*Exercise objective*
Which lines in the records below contain the word "starts"? Copy each one out.

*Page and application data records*
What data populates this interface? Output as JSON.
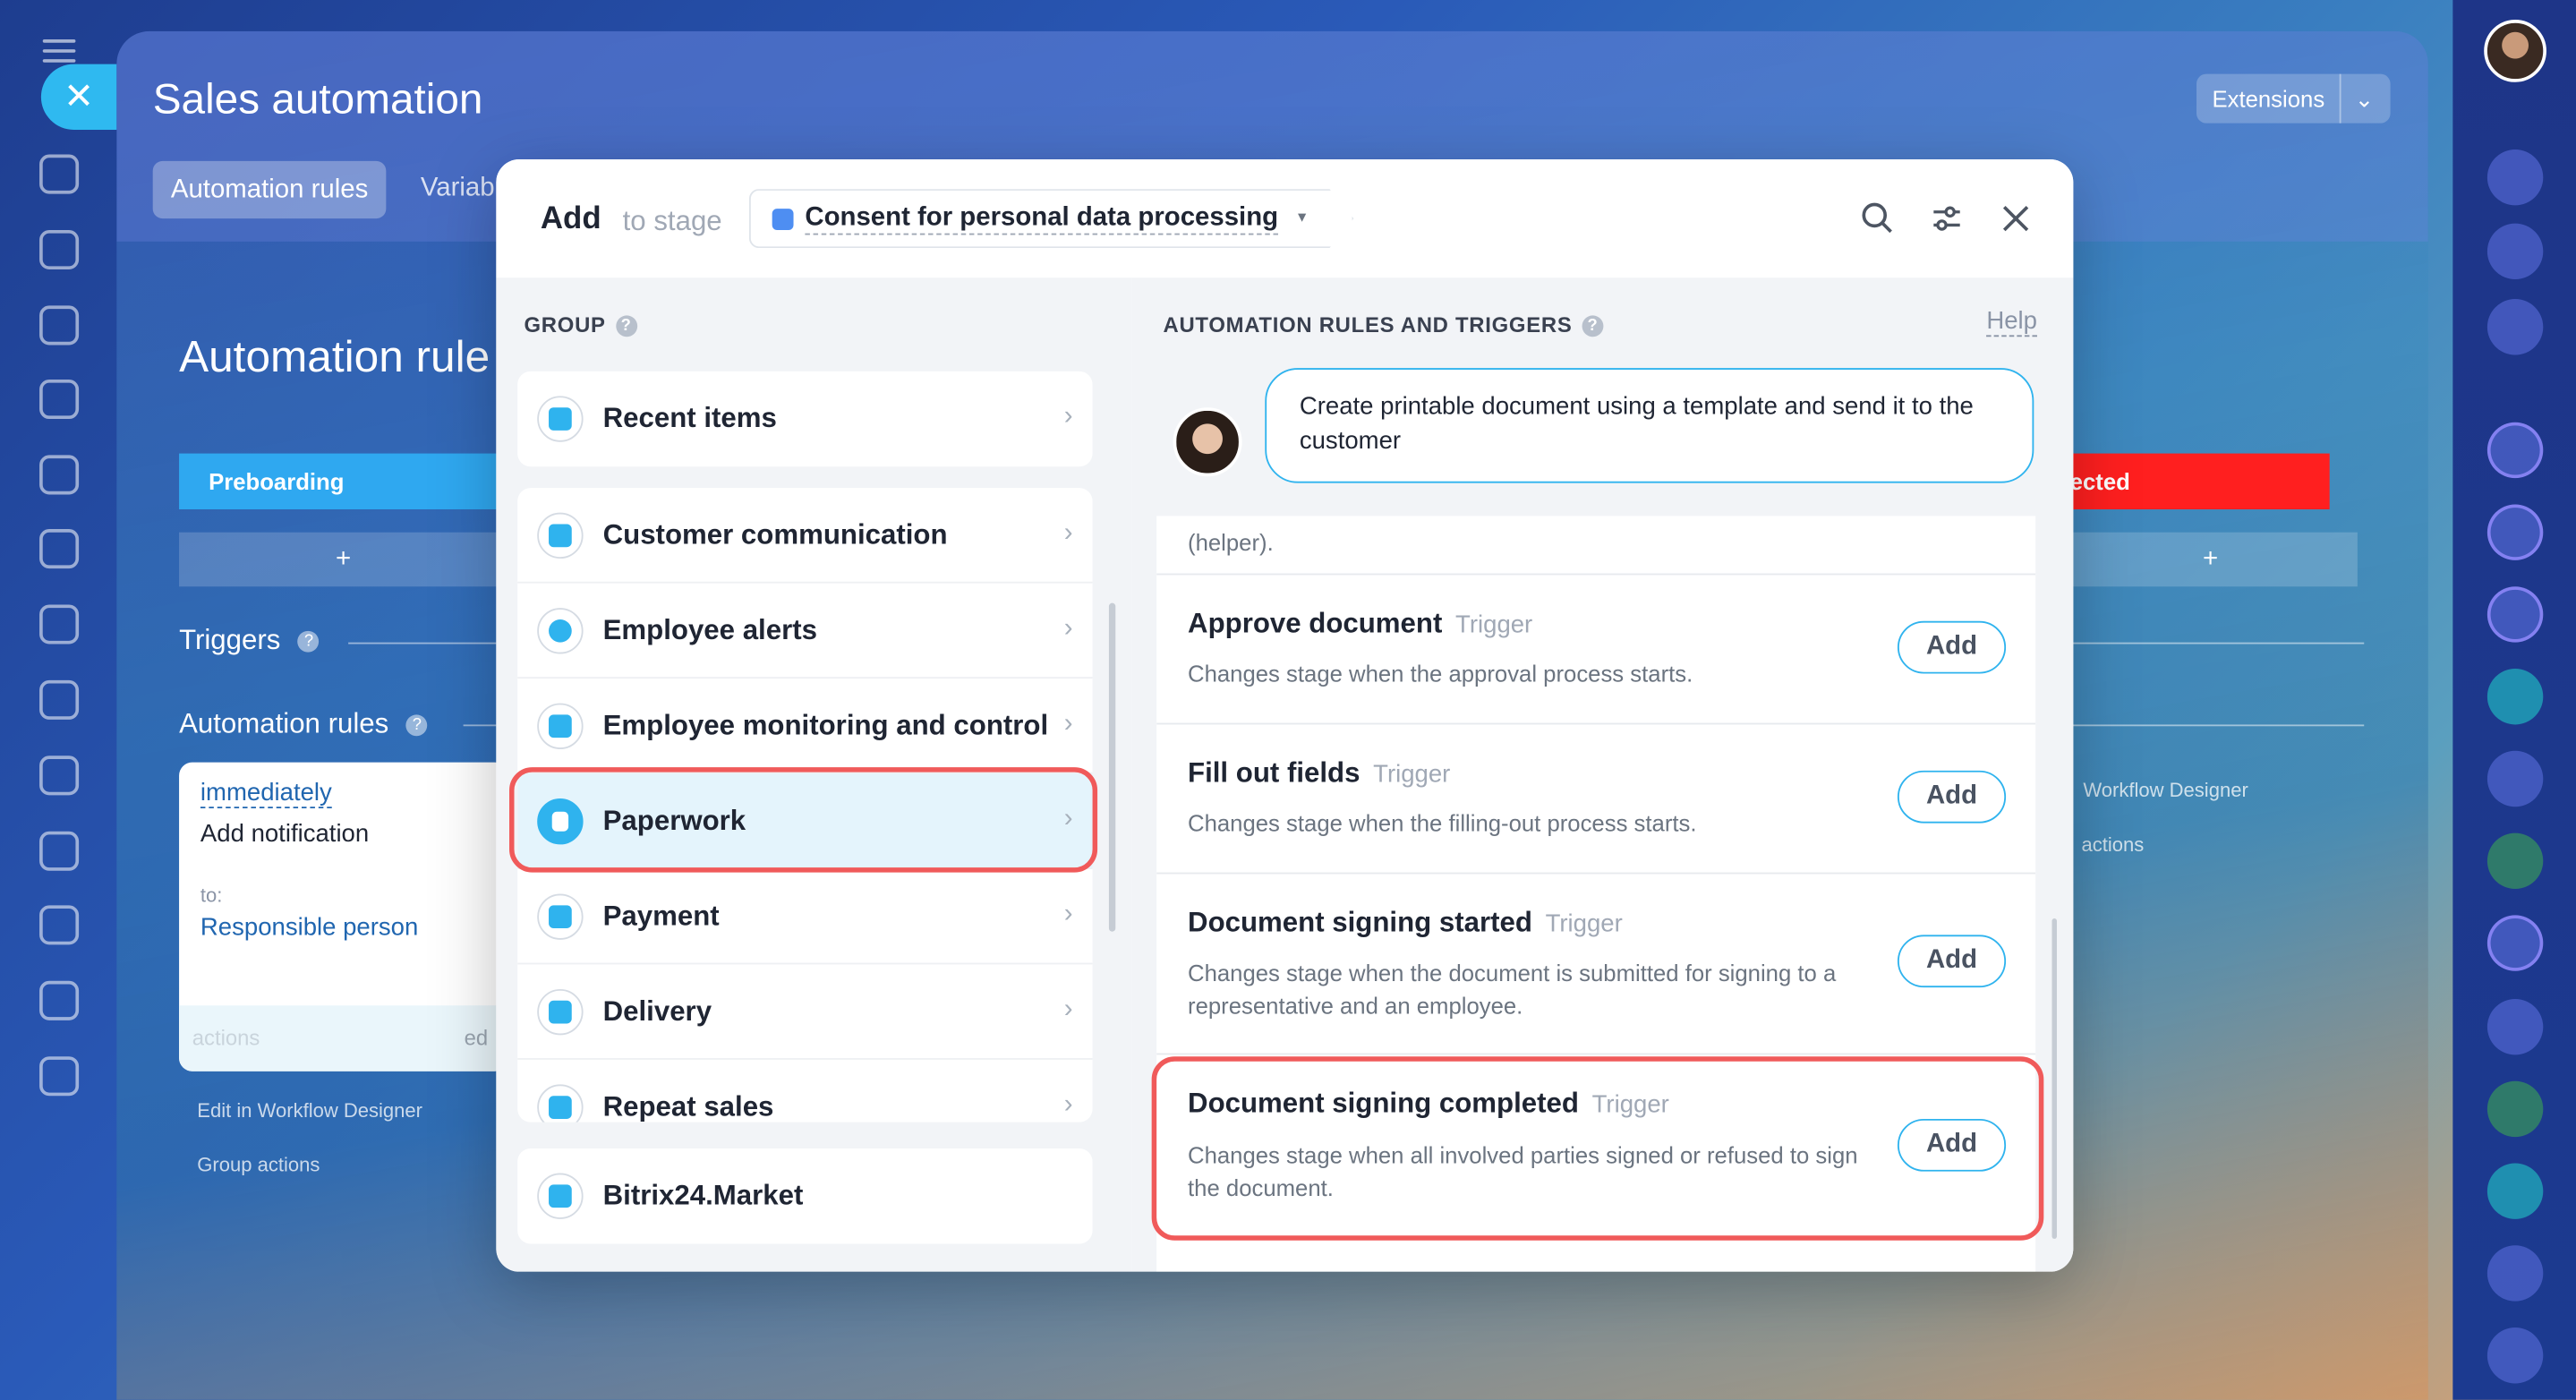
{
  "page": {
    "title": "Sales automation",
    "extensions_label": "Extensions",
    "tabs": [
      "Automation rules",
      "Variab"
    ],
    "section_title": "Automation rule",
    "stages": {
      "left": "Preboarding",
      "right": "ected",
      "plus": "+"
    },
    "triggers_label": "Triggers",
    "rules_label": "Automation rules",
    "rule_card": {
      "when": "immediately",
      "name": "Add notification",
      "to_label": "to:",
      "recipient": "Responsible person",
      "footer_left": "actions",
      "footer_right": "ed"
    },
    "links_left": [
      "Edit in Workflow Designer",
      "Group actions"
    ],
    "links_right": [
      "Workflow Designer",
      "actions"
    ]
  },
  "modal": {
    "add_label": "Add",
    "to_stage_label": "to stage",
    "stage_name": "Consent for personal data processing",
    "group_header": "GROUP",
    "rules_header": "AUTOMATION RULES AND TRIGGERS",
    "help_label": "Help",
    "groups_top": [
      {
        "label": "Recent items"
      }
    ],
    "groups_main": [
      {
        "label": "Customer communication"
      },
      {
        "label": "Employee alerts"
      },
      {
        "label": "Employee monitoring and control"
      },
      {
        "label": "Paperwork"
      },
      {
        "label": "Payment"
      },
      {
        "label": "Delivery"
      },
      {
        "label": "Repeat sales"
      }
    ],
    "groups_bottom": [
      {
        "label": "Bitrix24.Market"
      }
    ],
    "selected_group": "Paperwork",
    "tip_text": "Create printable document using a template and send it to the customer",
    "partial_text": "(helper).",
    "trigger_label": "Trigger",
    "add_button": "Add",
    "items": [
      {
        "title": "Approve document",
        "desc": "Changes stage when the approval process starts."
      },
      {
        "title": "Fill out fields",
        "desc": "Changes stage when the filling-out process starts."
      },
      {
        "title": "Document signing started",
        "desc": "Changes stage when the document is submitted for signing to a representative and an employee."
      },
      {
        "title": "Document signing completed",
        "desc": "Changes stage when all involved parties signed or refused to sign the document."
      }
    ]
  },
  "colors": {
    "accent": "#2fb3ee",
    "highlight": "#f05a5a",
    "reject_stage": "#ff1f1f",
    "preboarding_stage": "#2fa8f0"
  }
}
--
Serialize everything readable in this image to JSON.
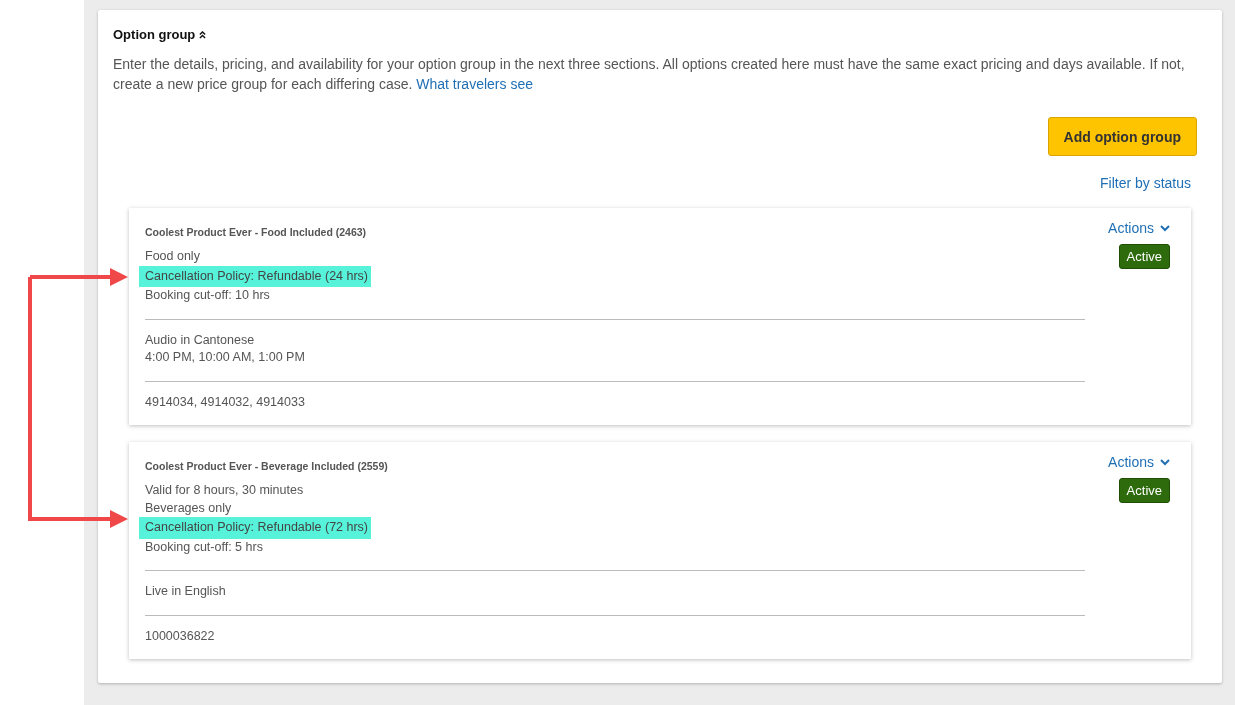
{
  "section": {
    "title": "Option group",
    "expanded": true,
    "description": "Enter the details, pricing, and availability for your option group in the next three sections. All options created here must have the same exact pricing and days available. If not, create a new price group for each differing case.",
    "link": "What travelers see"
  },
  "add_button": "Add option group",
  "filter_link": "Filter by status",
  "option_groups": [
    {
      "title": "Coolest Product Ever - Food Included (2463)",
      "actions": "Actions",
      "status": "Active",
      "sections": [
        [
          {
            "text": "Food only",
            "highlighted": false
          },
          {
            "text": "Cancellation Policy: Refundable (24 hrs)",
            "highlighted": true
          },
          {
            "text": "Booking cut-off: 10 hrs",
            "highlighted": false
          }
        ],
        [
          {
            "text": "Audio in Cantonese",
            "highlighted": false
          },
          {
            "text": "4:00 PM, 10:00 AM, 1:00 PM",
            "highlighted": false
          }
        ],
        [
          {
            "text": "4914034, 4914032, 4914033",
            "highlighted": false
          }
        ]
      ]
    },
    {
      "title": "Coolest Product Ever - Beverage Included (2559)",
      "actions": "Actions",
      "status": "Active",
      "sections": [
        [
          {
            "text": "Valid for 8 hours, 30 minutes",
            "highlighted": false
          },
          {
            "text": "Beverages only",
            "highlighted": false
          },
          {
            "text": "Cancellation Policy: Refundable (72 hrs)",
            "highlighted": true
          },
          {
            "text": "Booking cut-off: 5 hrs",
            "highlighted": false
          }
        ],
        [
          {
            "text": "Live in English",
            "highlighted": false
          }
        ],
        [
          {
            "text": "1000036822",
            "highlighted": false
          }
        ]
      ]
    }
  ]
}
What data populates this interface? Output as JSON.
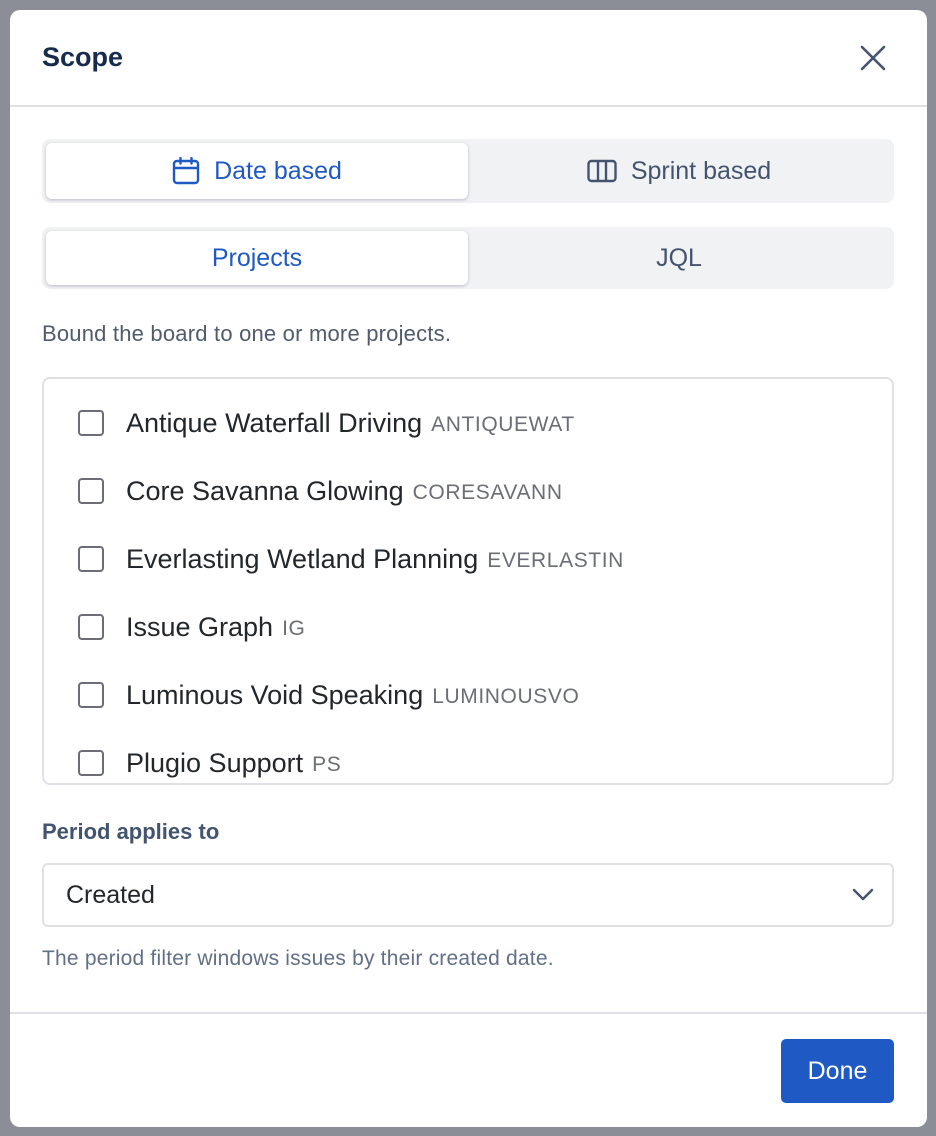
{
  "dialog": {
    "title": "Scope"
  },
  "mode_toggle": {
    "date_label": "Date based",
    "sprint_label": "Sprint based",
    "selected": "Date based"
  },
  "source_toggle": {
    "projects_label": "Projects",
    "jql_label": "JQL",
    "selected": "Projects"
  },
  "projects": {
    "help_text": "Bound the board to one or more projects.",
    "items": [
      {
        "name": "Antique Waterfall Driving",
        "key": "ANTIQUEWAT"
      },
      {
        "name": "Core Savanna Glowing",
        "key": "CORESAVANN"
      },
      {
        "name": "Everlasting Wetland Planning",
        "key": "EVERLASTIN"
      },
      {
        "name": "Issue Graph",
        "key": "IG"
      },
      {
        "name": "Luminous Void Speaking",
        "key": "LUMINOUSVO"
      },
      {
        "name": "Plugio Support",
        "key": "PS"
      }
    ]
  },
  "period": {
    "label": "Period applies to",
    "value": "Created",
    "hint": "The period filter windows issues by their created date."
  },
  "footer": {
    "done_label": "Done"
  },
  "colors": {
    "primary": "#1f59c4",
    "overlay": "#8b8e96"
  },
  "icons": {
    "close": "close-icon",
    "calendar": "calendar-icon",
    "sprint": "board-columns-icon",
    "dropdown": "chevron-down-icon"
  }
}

*Output below*
        "desc": "Changes stage when the approval process starts."
        "desc": "Changes stage when the filling-out process starts."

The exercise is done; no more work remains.